Barber was commissioned to write a piece as a sort of christening. It was decided that he would base it on Shakespeare? s play, Antony and Cleopatra. Whether it was because of staging, the music, or combination of both, the opening night of the opera was horrible and one of the last times Barber took on a major commission. ! This failure stuck with him even until death. He declined a commission from the Philadelphia Orchestra saying that he had decided not to accept any more orchestral works. Instead, he wrote small, chamber-like pieces. It would seem that in 1971 Barber rebounded from his major ? p almost ? ve years back, writing The Lovers, a massive thirty-? ve minute piece for a huge orchestra. In his ? nal years, Barber wrote his third and ? nal Essay, and a Canzonetta for Oboe and String Orchestra, the work that would be his last. ! In 1980, Barber suffered from a stroke while in Scotland, was taken to New York City and released shortly after to his home, where his friends came to play his music for him.
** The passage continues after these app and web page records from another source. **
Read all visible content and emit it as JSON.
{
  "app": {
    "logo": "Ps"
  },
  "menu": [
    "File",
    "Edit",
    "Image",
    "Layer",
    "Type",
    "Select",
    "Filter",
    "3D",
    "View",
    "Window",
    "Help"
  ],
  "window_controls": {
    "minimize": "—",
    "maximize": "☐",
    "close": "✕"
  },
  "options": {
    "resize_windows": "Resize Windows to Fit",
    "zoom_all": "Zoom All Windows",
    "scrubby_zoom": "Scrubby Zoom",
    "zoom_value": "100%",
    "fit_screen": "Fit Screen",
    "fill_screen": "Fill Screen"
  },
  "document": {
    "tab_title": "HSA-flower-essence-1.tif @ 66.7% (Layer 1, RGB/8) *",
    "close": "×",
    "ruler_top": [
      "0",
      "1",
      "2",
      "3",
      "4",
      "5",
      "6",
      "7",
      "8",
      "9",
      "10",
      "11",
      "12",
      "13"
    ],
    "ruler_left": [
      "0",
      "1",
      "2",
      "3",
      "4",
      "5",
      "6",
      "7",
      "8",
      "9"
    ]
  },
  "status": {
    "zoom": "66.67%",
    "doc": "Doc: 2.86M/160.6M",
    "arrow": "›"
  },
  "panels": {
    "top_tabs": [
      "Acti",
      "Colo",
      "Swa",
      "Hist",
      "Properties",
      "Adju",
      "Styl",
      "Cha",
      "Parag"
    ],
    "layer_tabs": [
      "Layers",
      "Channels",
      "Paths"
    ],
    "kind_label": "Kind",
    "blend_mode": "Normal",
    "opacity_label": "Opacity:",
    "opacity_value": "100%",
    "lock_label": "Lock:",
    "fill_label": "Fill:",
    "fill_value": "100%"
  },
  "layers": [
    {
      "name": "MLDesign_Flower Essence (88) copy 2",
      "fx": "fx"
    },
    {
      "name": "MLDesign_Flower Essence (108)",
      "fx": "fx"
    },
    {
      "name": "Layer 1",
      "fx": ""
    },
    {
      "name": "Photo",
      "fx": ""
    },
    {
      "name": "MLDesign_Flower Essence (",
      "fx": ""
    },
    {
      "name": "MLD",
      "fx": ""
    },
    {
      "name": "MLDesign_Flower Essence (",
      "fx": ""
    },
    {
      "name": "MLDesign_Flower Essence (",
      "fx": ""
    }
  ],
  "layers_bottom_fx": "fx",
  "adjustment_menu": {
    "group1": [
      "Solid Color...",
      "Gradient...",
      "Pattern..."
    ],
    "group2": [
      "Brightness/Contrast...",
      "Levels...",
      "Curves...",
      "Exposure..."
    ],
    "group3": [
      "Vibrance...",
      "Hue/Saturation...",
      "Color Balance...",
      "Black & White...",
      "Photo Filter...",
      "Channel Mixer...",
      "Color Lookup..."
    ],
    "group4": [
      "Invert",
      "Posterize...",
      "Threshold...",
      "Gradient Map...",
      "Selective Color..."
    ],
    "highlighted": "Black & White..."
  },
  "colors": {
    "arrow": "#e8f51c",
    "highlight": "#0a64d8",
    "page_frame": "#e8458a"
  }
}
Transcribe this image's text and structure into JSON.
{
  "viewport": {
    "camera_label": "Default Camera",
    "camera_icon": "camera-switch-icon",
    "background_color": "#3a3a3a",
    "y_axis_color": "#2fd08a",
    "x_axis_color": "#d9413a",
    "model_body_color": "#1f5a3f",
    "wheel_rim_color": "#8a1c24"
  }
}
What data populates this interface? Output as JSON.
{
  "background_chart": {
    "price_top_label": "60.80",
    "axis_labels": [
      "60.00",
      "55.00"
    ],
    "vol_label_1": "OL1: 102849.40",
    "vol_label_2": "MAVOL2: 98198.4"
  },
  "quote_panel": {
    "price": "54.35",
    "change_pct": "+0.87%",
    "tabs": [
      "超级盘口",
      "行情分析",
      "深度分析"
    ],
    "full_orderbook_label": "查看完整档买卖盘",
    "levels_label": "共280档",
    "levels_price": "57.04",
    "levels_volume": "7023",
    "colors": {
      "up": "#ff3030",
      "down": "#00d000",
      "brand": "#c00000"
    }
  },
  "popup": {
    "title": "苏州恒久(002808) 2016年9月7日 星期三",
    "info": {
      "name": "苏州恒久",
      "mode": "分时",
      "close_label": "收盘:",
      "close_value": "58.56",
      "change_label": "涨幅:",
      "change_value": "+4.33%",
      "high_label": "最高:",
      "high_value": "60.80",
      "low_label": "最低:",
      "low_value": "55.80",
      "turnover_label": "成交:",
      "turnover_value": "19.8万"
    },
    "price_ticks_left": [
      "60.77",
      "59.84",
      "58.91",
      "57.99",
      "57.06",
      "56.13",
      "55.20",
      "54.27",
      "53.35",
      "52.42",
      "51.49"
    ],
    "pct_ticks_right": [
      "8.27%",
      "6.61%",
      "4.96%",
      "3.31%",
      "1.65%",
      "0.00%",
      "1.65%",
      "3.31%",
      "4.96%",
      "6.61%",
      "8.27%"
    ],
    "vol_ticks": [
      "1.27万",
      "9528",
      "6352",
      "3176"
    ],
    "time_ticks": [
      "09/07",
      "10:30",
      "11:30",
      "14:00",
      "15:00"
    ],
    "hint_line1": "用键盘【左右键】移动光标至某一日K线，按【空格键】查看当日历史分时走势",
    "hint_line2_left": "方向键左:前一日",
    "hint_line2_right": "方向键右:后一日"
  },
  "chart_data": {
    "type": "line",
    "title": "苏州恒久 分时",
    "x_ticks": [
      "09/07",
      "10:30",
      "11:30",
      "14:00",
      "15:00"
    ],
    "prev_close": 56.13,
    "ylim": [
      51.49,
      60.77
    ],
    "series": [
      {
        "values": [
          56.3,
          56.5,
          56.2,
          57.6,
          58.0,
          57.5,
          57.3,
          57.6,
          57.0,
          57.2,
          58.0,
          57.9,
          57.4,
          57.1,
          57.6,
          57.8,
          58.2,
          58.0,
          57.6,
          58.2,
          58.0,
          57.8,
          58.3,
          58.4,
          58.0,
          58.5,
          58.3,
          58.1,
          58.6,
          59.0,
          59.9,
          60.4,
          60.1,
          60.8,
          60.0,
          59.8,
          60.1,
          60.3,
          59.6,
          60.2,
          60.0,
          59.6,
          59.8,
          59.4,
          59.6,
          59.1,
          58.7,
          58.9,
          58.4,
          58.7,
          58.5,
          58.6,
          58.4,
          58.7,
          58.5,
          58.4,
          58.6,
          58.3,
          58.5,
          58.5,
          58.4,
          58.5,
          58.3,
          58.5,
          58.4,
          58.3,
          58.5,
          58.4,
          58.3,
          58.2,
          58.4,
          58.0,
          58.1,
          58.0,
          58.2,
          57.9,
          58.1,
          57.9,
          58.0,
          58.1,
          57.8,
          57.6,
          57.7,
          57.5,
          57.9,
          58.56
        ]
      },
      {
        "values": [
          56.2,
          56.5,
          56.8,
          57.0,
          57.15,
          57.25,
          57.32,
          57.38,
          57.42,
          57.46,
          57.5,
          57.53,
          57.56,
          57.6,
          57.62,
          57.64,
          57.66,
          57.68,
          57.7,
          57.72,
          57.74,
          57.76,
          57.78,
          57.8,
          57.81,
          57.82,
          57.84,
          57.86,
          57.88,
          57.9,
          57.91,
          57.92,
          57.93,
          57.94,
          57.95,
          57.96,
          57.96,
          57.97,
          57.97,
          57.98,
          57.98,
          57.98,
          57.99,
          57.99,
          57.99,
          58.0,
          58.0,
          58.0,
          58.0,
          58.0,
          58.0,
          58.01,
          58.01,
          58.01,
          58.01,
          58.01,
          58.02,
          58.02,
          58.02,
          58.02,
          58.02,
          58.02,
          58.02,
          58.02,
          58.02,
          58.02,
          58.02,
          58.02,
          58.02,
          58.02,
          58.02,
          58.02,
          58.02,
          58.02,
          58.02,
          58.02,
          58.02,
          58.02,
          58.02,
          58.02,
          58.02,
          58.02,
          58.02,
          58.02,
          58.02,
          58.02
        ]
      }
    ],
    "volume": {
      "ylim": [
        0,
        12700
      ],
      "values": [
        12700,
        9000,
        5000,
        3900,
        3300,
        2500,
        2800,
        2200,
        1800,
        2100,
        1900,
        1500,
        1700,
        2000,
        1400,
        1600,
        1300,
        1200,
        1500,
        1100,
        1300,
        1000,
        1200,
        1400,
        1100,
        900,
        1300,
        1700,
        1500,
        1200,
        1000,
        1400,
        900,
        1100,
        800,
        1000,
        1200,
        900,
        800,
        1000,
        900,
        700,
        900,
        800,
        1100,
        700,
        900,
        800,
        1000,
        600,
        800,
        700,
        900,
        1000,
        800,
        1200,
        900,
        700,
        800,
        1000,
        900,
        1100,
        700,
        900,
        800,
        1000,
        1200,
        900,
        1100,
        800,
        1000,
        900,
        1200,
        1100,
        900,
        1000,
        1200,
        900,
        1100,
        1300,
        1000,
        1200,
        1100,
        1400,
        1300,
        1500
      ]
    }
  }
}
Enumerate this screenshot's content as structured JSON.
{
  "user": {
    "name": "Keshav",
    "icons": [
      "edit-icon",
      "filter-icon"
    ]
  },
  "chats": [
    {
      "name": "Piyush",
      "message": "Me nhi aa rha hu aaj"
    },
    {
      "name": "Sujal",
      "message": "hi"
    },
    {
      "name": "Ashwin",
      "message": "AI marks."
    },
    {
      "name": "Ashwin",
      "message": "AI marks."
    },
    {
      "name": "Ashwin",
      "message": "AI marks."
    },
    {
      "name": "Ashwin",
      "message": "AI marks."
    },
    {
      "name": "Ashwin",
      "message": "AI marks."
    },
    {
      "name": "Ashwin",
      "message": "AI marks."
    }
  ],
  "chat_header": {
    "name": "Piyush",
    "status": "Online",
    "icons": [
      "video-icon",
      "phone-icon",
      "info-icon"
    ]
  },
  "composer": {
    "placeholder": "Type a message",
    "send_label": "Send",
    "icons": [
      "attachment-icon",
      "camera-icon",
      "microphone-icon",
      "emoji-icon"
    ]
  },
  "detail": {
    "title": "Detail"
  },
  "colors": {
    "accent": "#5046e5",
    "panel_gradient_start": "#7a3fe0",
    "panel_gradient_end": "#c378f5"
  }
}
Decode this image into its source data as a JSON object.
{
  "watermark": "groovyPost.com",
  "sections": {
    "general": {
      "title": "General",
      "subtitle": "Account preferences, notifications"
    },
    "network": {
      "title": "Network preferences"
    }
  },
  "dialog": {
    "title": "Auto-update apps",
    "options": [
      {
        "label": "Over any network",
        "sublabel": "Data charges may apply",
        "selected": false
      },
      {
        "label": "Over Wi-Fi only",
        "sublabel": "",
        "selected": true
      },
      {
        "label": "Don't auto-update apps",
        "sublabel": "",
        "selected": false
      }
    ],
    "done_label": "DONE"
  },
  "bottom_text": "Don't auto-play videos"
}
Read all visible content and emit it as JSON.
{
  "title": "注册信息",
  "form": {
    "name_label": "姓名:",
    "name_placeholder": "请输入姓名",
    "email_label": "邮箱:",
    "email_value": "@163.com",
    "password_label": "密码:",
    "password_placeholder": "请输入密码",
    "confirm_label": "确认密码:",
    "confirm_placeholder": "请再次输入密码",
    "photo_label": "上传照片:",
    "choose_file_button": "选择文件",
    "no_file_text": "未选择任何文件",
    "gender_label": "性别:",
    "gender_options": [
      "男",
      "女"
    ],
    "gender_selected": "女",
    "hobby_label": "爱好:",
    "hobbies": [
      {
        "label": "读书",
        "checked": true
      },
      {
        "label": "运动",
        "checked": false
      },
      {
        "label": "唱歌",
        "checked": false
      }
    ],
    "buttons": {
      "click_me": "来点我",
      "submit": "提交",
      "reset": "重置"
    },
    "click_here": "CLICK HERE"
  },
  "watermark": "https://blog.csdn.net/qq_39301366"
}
On January 23rd, 1981, he died, near his window so he could look out over the trees. ! It is a shame that when compared to some of the most accomplished and praised omposers of music such as Mozart, Beethoven, Mahler, and Stravinsky, Samuel Barber tends to be overshadowed by the “masters” of his art. Too often are his works labeled as simply “pretty,” not the sounds of the “real” artists. One could say that both Barber and his music have not been around long enough for him to be classi? ed as such or his “neo-Romantic” style of composing with atonality was far stretched at the time of his growth as a notable composer. However, even though his music has not yet made a lasting impact, it is true, without a doubt, that Barber? unwavering mentality in his early life, mixed with a keen ear for instrumental colors, new experiments with rhythms and timber, and a driving passion for his art, have paved the road for him to soon join the “masters. ” Work Cited Felsenfeld, Daniel. Britten and Barber: Their Lives and Their Music. Pompton Plains, ! NJ: Amadeus, 2005. Print. Broder, Nathan. Samuel Barber. New York: G. Schirmer, 1954. Print. Barbara B. Heyman. “Barber, Samuel. ” Grove Music Online. Oxford Music Online. ! Oxford University Press. Web. 10 Apr. 2013..